So, the energy used to propel the planet must be much more than the energy used to propel the feather.
Yes. But that is because the rocket is a special thing. See below.
It follows that the feather will traverse a distance of 1m much faster than the planet [...]
Work is not about duration. It does not depend on time or on how fast. Pushing with 1 N and moving the planet 1 m requires the same work by the force regardless of it taking 1 hour or 1 year or 1000 years.
This might not seem very intuitive at first. If it takes a long time, isn't more energy then spent since the force must be upheld longer?
The answer is no. Think of a table holding up an apple with it's normal force. No energy whatsoever is spent by the table to uphold this force. It can do this forever. Force does not require energy - apart from in specific special "machines".
And that's the thing. The root of your confusion, if I'm right. A rocket propulsion engine (most types of engines to be fair) is such a kind of machine. It takes energy to create the force it exerts. It takes fuel. Fuel is burned at a never-zero rate and so the energy consumption of a rocket does depend on time.
The human body with its contracting and expanding muscle fibres is such a kind of machine as well. Eventually you will get tired of pushing, but the wall doesn't.
When thinking of the work formula $W=\int\vec F\cdot d\vec x$, I like to compare a wall with a balloon (essentially what you are doing, but in a slighty simpler setup):
- Pushing on a wall doesn't really make any difference even when pushing hard. Nothing moves. No work is done, you are just wasting your time.

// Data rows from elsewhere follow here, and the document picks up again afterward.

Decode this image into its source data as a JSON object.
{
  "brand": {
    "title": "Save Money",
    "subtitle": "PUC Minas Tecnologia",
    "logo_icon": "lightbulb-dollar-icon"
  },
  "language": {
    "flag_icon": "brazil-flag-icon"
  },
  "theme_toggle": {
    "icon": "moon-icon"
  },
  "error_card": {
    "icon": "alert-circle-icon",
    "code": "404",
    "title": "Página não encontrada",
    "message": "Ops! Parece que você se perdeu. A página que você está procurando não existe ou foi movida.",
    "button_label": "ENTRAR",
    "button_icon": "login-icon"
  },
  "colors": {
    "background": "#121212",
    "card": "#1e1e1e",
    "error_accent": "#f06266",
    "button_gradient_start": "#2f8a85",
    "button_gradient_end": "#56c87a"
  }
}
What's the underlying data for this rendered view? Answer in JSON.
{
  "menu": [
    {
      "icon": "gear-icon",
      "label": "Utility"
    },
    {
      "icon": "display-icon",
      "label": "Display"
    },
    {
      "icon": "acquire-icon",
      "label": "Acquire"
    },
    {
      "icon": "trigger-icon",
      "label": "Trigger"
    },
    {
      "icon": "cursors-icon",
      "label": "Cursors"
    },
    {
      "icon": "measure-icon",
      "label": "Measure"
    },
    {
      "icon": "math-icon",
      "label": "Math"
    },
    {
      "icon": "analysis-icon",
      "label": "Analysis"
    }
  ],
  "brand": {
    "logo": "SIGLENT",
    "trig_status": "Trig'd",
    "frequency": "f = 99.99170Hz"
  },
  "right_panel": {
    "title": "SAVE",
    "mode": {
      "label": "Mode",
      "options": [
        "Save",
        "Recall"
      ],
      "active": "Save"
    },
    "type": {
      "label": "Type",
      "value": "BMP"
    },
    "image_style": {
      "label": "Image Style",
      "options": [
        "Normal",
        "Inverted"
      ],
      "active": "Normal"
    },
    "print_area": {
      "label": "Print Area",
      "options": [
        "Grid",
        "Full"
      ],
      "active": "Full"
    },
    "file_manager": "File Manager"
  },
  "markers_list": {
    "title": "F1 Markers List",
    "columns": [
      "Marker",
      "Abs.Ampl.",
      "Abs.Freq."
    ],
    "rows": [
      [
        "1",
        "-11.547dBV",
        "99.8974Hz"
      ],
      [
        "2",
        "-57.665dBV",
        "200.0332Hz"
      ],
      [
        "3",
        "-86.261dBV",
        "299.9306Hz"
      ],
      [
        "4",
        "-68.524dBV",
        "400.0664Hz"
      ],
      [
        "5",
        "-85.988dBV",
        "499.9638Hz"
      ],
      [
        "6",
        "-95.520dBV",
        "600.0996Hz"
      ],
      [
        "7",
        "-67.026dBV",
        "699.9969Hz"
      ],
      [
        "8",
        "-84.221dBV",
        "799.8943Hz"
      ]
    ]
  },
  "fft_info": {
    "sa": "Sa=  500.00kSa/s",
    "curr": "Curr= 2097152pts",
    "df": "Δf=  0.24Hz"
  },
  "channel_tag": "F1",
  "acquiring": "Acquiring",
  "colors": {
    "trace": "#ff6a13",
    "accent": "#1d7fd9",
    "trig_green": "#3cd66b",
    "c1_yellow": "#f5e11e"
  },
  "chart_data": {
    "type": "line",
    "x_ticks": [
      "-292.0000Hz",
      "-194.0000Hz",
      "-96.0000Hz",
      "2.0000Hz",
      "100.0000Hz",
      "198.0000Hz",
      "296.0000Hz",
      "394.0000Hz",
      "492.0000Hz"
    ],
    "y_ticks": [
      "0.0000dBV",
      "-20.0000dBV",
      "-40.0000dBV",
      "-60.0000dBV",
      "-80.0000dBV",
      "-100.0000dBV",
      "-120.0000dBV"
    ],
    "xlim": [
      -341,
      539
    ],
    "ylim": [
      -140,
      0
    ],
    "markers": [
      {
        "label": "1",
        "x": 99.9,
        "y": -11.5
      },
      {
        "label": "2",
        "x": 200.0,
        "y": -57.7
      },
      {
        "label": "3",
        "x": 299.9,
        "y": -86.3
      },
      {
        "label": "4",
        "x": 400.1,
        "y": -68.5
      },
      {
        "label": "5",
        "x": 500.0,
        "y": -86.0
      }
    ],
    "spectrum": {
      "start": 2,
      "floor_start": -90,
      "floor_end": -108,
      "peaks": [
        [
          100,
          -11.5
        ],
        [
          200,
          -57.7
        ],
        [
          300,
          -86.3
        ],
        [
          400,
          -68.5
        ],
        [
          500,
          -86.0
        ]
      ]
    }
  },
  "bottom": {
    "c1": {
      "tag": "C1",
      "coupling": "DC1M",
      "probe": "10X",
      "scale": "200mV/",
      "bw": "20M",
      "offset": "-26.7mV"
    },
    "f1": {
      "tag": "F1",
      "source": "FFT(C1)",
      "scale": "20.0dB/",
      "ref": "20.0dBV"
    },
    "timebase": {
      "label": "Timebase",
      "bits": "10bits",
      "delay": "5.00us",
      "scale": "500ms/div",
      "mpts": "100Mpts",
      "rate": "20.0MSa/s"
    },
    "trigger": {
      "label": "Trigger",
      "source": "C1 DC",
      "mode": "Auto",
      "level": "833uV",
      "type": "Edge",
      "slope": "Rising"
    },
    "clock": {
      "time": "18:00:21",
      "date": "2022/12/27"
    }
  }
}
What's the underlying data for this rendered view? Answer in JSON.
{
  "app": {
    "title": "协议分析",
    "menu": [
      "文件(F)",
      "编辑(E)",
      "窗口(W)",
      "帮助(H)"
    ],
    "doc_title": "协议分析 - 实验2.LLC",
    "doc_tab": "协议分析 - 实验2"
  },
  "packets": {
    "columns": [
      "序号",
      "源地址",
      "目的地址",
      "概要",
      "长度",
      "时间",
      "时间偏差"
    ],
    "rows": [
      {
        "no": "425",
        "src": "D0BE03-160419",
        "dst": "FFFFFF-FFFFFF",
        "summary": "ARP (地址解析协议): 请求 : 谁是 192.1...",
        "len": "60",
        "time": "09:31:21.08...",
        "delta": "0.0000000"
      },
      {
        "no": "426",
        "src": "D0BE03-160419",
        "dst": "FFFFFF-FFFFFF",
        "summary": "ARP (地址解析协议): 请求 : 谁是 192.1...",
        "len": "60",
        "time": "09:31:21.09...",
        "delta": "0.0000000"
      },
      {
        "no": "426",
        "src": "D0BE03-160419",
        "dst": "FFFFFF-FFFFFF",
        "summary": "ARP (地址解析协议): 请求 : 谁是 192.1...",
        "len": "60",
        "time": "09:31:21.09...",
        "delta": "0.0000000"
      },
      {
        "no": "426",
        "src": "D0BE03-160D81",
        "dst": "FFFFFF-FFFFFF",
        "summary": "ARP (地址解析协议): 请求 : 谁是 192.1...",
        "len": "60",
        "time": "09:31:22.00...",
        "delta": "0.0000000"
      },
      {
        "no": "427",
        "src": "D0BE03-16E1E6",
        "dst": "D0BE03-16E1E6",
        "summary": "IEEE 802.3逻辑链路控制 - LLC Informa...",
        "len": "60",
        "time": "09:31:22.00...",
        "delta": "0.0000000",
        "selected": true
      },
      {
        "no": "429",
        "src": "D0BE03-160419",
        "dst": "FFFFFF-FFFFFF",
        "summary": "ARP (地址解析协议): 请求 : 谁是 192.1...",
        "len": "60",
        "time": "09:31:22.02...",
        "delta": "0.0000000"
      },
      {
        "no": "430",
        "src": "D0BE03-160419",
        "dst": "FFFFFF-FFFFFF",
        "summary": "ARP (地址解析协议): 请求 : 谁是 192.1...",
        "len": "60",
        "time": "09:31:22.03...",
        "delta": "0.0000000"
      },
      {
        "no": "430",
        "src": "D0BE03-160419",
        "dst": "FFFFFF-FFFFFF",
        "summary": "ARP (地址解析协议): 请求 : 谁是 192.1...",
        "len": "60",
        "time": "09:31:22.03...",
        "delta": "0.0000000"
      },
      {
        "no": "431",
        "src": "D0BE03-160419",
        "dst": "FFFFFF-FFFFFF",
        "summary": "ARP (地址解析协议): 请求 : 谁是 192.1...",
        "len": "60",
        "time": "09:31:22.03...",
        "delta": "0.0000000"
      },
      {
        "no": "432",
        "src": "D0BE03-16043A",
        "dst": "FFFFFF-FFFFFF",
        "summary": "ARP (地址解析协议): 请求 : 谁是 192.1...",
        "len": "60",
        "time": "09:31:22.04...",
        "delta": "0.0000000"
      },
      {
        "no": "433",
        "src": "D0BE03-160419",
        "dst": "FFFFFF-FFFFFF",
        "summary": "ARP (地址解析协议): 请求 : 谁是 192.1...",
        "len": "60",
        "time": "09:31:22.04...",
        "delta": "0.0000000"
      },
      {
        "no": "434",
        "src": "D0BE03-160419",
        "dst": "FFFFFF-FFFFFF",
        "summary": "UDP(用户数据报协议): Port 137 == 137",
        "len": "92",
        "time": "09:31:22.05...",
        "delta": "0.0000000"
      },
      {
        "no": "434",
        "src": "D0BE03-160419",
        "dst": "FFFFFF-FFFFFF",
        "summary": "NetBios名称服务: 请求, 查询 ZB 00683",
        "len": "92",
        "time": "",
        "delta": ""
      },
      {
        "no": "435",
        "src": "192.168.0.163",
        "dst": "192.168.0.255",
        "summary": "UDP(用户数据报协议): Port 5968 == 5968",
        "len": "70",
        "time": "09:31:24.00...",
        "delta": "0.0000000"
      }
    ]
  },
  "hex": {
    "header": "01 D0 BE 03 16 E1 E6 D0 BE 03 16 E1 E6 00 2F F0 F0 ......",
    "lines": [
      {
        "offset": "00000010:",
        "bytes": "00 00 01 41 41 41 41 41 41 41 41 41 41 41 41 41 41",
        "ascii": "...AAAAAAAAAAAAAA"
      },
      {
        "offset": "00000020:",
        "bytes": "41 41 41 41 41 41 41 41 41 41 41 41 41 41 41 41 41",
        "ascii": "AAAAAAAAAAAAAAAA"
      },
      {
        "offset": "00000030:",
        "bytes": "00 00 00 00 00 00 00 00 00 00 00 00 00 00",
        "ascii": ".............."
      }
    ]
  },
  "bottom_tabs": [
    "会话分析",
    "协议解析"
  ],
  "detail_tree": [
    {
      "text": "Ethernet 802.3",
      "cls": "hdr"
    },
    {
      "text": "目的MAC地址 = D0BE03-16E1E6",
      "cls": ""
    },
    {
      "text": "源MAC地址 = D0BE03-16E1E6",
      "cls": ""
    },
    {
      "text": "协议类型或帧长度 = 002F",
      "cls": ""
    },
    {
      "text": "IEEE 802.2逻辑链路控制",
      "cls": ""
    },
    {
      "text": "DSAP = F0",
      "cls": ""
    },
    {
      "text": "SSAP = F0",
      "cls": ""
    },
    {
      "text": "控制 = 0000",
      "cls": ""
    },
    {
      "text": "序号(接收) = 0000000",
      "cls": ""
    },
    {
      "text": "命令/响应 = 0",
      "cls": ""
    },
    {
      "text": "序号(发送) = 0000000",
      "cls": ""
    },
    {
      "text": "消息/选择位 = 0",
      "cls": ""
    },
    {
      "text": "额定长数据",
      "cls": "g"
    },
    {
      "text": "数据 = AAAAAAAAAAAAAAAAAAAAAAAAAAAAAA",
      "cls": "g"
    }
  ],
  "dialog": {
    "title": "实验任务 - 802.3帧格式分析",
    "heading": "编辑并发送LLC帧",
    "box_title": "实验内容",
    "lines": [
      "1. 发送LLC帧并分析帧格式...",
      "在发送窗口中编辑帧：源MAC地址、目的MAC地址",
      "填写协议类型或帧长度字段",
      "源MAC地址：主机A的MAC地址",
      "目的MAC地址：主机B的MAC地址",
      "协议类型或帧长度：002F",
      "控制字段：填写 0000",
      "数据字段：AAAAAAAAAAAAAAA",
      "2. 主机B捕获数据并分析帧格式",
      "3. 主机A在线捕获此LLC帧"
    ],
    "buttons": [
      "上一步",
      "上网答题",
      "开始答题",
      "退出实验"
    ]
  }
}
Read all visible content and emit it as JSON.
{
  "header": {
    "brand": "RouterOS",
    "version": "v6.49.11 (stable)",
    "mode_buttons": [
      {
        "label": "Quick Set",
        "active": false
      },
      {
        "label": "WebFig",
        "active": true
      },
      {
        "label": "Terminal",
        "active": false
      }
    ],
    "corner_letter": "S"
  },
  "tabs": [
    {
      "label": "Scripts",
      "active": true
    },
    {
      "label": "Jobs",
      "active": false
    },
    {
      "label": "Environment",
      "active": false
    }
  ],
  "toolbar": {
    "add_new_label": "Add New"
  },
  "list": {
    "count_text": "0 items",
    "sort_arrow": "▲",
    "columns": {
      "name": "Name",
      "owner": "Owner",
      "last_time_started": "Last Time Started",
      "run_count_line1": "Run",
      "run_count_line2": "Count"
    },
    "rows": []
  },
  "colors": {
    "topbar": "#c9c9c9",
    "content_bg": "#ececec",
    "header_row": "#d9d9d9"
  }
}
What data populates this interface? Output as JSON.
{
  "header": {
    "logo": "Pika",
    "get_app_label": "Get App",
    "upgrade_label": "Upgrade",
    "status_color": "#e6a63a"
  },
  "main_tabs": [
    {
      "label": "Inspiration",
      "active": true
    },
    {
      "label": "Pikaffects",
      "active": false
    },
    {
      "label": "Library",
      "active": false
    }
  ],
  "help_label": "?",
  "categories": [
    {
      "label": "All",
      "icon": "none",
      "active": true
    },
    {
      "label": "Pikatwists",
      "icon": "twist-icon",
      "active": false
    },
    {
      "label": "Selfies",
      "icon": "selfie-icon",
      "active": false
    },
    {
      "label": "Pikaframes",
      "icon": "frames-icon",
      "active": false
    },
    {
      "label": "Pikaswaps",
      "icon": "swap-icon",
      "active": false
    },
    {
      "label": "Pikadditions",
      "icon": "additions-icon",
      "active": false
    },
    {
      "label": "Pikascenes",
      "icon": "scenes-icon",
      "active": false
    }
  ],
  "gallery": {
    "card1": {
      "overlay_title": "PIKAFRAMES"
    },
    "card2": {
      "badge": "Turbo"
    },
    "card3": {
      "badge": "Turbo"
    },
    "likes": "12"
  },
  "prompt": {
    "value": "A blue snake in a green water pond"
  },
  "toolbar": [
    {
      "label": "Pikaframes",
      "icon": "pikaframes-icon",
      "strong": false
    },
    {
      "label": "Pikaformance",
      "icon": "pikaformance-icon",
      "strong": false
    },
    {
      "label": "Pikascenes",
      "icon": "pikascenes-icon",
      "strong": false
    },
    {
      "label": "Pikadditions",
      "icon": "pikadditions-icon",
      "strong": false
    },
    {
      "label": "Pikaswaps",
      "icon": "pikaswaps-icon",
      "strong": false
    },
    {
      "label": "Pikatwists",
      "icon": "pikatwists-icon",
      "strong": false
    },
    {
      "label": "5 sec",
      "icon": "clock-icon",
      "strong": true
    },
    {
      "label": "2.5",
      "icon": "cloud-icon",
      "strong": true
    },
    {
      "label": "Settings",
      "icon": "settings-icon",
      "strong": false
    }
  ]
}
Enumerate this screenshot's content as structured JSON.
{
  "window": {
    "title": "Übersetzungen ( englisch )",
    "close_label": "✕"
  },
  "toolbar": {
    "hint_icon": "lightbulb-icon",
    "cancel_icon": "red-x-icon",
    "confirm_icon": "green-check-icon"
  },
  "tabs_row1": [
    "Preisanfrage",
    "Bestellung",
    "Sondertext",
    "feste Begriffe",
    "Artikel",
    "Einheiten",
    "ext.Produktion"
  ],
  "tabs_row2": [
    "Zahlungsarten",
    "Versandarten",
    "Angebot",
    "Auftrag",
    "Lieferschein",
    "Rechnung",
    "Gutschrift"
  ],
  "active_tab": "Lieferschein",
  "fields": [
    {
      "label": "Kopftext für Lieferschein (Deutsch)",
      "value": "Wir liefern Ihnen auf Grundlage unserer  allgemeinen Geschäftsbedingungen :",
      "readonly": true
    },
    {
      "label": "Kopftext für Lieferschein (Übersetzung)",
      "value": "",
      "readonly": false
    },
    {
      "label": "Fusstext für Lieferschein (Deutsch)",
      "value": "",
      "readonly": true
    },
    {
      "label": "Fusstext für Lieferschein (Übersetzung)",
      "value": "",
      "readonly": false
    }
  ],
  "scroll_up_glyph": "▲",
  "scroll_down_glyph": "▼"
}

- Pushing on a balloon is easy - it moves far. But it was so easy that no one would say that you did any significant effort. We wouldn't say that you did any significant work to move it.
The first example is your situation.
force * displacement. Fun-fact: change in their momentum will be the same. $\endgroup$